The map confirmed that the more southerly part of Victoria Avenue is covered by the new housing estate. Pleased with what we had seen so far, we decided to move on. Ken and Colin took over as our guides and after exploring deep into the undergrowth and having to divert twice due to flooded areas, we arrived at ‘Golden Hill’ with its wonderful view across to St Nicholas Church. Ash wasn’t put off at all and went crashing through the wet muddy bits, wagging her tail and having a great time.
Entering Mark’s Hill Nature Reserve, we wandered along Gladstone Road, into Nore View Crescent where the splendid house ‘Nore View’ had once stood. (See Dr Rod Cole’s article ‘Nore View’, submitted by Ken Porter). We lingered a while, impressed at the wonderful position the house had occupied and pondered how dark it must have been during the winter with no street lighting. Someone remarked that in the early mornings, a line of little lights could be seen going down the hill towards the High Road, where people picked out their way to work by torchlight.
After opening a gate made from a log, we walked into a beautiful meadow of wild flowers. We were requested to stop on the far side, where we would find a low hollow area and a pond. We gathered around and were told the story of the Dornier bomber that came down in that very spot in 1940. Three of its crew were killed and a fourth survived after bailing out over Coryton.

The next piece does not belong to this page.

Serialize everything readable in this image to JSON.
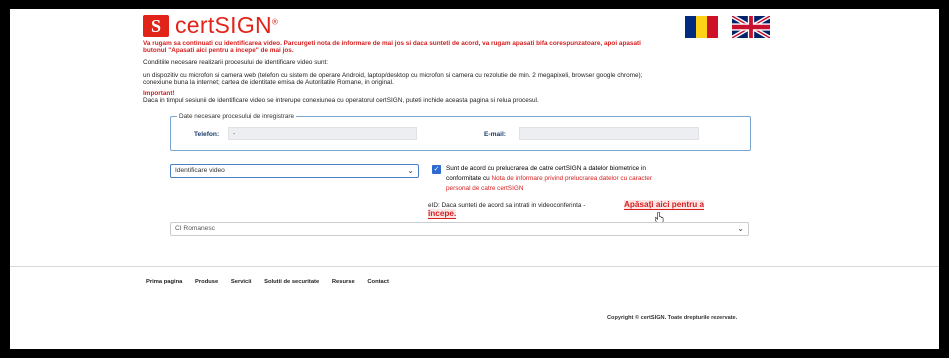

In September 1985, the Thameside Aviation Group carried out a ‘dig’ to look for any significant parts of the crashed aircraft that may have been missed during a similar dig in the early 70’s. A representative of the MOD was on site just in case any human remains or live ordnance was discovered. Although the JCB worked continuously throughout the day, only a few small pieces of aluminium from the airframe were found. Basildon Natural History Society had given permission for the dig to take place on the condition that the excavated area would be left to form a pond suitable for wildlife.
The pond and the meadow make a rather lovely and peaceful memorial.
We made our way to Fife Road and then southwards along Gladstone Road, picking our way carefully around the huge muddy puddles that had formed after the torrential rains that had fallen only a few days earlier.
It’s worth noting that when Basildon Natural History Society took on the management of this area as a Local Nature Reserve in 1975, it continued to maintain the named roads within its boundaries as nature trails.
As we reached the southern end of Gladstone Road, Colin pointed out the concrete posts that surrounded a disused underground reservoir.
Turning northwards we made our way down Albermarle Crescent and were soon confronted with clear evidence of the reserve’s plotland history, for there, deeply embedded in the trunk of an old field maple were the two hinge bolts for a garden gate. It’s wonderful how nature has the ability to claim back its territory when we have finished with it.
We took a short break when reaching Peck’s Pond, for by this time we had been walking for over two hours and were beginning to feel a little weary. We stood for a while on its banks, appreciating the view before continuing on our way back to the car park. There, we said our goodbyes after an afternoon of pleasant company, interesting sights and conversations.
Upon arriving home, there was a message for me on the answer phone. I had won a prize in the Fuchsia Show’s raffle. A hanging basket of ‘Cascade’ a very pretty trailing fuchsia. A lovely surprise to round off a busy but most enjoyable weekend.